In 2008, Ullal was named the CEO and president of cloud computing startup Arista Networks, a four-year-old company that she helped transform into a world leader in networking technology. Headquartered in Santa Clara, California, Arista had its IPO on the New York Stock Exchange in 2014, and recorded revenues of $2.4 billion in 2019. Forbes recently named Ullal No. 16 on its list of America’s top self-made women, estimating her net worth at $1.4 billion.
Ullal was interviewed by Tom Mendoza (ND ’73), former president and vice chairman of the pioneering data management company NetApp, for Notre Dame’s new webinar series, Tom Mendoza Presents. During their wide-ranging conversation on Nov. 6, Ullal discussed growing up in India, making her way in Silicon Valley, and her decision to leave Cisco to become a CEO. (Watch the full video here.)
Ullal’s top three pieces of advice for students included:
1. Find out what you’re excellent at.
“Find your dream, and find what you’re not just good at but excellent at. It takes a while; I’m not saying we all know right away. But you all have a gift; each and every one of you have a gift. And the gift may not necessarily be in the area you started with. You may have to evolve. So I ask you to keep trying, keep looking, and find that gift.”
2. Broaden your Skill set.
“In today’s world, interdisciplinary fields are more important than ever. I ask you all to seek, not just what your gift is, but how you connect the dots between your gift and other areas. If you’re in engineering, you might have to learn some business. If you’re in computer science, you might want to learn something about data science and analytics. If you’re in marketing, you might want to study how lead generation is done today.”
3. You can be an entrepreneur and an executive.

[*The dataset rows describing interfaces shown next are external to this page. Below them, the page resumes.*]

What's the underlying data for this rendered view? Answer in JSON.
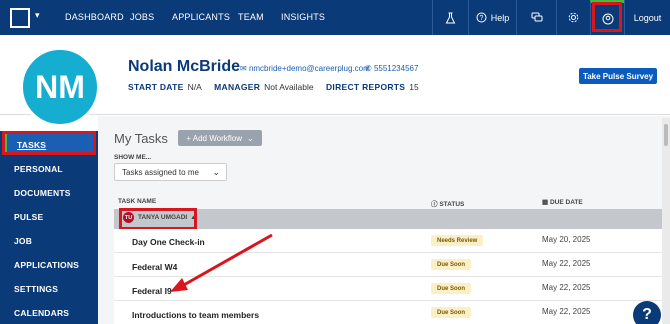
{
  "nav": {
    "links": [
      "DASHBOARD",
      "JOBS",
      "APPLICANTS",
      "TEAM",
      "INSIGHTS"
    ],
    "help_label": "Help",
    "logout_label": "Logout"
  },
  "profile": {
    "initials": "NM",
    "name": "Nolan McBride",
    "email": "nmcbride+demo@careerplug.com",
    "phone": "5551234567",
    "start_date_label": "START DATE",
    "start_date": "N/A",
    "manager_label": "MANAGER",
    "manager": "Not Available",
    "direct_reports_label": "DIRECT REPORTS",
    "direct_reports": "15",
    "pulse_button": "Take Pulse Survey"
  },
  "sidebar": {
    "items": [
      "TASKS",
      "PERSONAL",
      "DOCUMENTS",
      "PULSE",
      "JOB",
      "APPLICATIONS",
      "SETTINGS",
      "CALENDARS"
    ]
  },
  "tasks": {
    "title": "My Tasks",
    "add_workflow": "+ Add Workflow",
    "show_me_label": "SHOW ME...",
    "filter_value": "Tasks assigned to me",
    "col_task": "TASK NAME",
    "col_status": "STATUS",
    "col_due": "DUE DATE",
    "group_initials": "TU",
    "group_name": "TANYA UMGADI",
    "rows": [
      {
        "name": "Day One Check-in",
        "status": "Needs Review",
        "due": "May 20, 2025"
      },
      {
        "name": "Federal W4",
        "status": "Due Soon",
        "due": "May 22, 2025"
      },
      {
        "name": "Federal I9",
        "status": "Due Soon",
        "due": "May 22, 2025"
      },
      {
        "name": "Introductions to team members",
        "status": "Due Soon",
        "due": "May 22, 2025"
      }
    ]
  },
  "colors": {
    "nav_bg": "#0b3a78",
    "avatar_bg": "#15aed0",
    "highlight": "#d8161d",
    "badge_bg": "#fbefc8"
  }
}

“In Silicon Valley, it’s very difficult for entrepreneurs to cross the chasm and become executives, because people think of it as either/or—either you can build technology or you can become a corporate executive. Probably my greatest lesson I’ve learned is that you can remain an entrepreneur at heart and grow that entrepreneurial journey into a corporate executive role. Lead from the front, be an expert in your field, and use your strengths in technology and engineering to create that next billion.”
Originally posted on Mendoza News.